« Reply #6 on: September 11, 2020, 01:31:56 AM »
I reviewed the initial 2004 posts.  Two things jumped out.

1) Mike's 2004 implementation was different in several ways - notably he used realloc instead of free/calloc
 
2) Mike stated compile times for BCX went from 8.25 secs - 4.5 secs.
In 2004, machines were much slower than today, so that 50% improvement was impressive.
Today, my 8-year-old PC (I5 quad core) translates BCX in just over half a second.
I imagine your Ryzen 7 probably borders on forward time-travel when you compile BCX.

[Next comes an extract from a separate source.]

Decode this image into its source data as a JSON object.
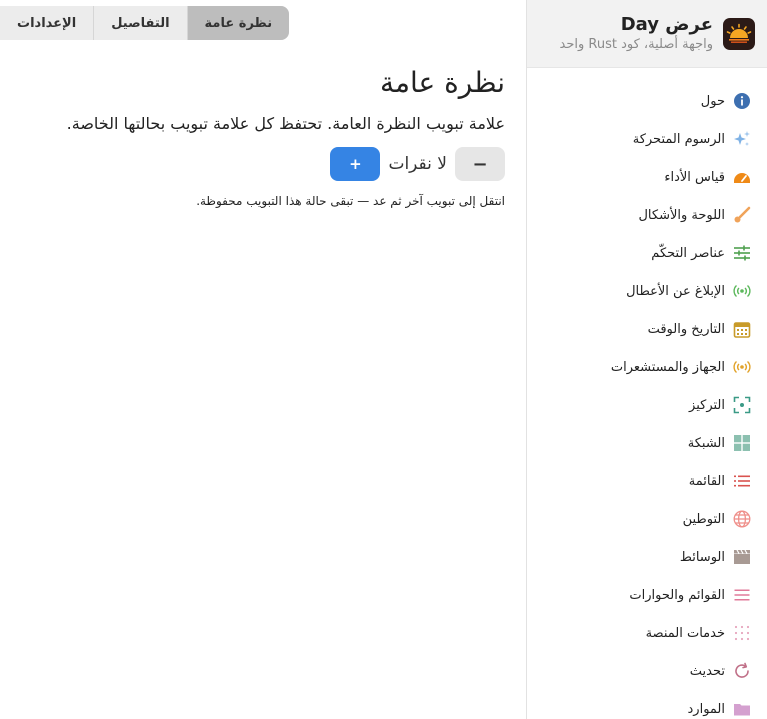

The Ryzen 7 is no faster than your machine, 0.59 seconds for a translation running 64 bit compiled MSVC or Pelles.  I think the default is SSE2, maybe I should see if compiling for AVX256 makes any difference.